“These preclearance systems are highly automated and can direct non-compliant vehicles to report for inspection, manage their movement through the weigh station, and generate referrals for citations,” Malhotra concludes. “In the future, we expect to see even more automated enforcement, back-office systems to create citations, and possibly the application of special screening rules for repeat offenders.”
In Slovenia, the state uses a concept, similar to company profiling, called ‘road damage compensation’. This is used when dealing with exceptional transports and local sources of overloaded traffic, and is based on methodology devised by the Slovenian National Building and Civil Engineering Institute (Zag Ljubljana).

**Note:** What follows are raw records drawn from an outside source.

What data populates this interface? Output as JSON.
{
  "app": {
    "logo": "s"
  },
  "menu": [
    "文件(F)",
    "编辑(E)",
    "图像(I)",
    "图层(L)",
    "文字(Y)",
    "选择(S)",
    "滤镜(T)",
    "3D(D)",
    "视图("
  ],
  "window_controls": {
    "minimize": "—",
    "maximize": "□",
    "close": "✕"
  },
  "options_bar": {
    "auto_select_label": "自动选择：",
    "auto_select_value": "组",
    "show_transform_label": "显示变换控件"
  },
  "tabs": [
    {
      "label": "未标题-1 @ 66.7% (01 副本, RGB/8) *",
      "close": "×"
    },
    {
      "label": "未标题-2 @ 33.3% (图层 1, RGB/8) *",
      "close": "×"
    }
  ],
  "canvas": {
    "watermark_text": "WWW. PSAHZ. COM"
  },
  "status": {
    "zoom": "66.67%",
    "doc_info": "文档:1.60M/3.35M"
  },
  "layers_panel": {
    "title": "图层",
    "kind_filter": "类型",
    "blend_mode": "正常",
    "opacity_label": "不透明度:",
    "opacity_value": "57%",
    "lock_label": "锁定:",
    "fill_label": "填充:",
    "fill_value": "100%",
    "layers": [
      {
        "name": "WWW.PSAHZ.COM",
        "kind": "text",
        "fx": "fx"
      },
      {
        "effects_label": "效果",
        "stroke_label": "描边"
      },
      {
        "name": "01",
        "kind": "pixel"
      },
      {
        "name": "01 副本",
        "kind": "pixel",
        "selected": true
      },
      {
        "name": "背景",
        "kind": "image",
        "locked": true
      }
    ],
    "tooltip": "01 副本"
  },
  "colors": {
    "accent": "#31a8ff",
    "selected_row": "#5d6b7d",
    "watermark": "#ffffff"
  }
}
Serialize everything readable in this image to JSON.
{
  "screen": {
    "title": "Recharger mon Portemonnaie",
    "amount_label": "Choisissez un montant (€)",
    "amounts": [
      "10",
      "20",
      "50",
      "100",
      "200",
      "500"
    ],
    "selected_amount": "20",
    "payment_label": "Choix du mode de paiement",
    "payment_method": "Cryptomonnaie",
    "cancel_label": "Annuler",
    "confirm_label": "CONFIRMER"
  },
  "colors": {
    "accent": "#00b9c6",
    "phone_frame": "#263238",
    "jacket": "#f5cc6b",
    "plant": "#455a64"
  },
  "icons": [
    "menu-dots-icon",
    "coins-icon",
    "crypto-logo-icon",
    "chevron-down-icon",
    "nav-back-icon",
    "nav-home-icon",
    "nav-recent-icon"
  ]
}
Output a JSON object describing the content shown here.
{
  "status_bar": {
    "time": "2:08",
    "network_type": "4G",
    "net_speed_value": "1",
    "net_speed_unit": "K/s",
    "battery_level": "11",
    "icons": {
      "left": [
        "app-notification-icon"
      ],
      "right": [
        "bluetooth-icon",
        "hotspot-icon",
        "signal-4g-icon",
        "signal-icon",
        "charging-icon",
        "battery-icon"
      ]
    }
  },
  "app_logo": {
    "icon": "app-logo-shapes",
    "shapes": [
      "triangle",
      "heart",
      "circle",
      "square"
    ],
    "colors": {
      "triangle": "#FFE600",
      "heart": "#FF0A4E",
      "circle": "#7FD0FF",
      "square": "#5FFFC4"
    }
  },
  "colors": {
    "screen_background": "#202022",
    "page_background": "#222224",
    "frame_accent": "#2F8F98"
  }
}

“They calculated a monetary value of 1 ESAL [equivalent single-axle load] of overloading, which gives the state a mechanism to demand payment from the companies whose HGVs caused damage,” explains Matija Mavrič at Cestel. “In the newest version of the Slovenian Roads Act, which just came out, there will also be a possibility of demanding payment from overloaded HGVs in regular traffic.”
It is left to Andy Lees of Q-Free and ISWiM to sum up the case for company profiling. “Illegal operation of heavy goods vehicles can, in summary, shorten the life of infrastructure, degrade the quality of travel and increase costs of operation and maintenance,” he begins. “Protecting the road assets is fundamental to economic stability, growth and the social well-being of a region. Overloaded trucks pose serious threats to road transport operations, with increased risks for road users, deterioration of road safety, severe impacts on the durability of infrastructure (pavements and bridges) and are considered an environmental hazard.”
Economic issues are also a factor, with overloading leading to large distortions in freight transport competition between transport modes (e.g. rail, waterborne and road) and between road transport companies and operators.
“For example, in one European country, it was estimated that a 5-axle articulated truck, operating at 20% overload all year round, generated an additional €25,000 benefit per year,” Lees adds. “Company profiling can identify operators who persistently attempt this type of operation.”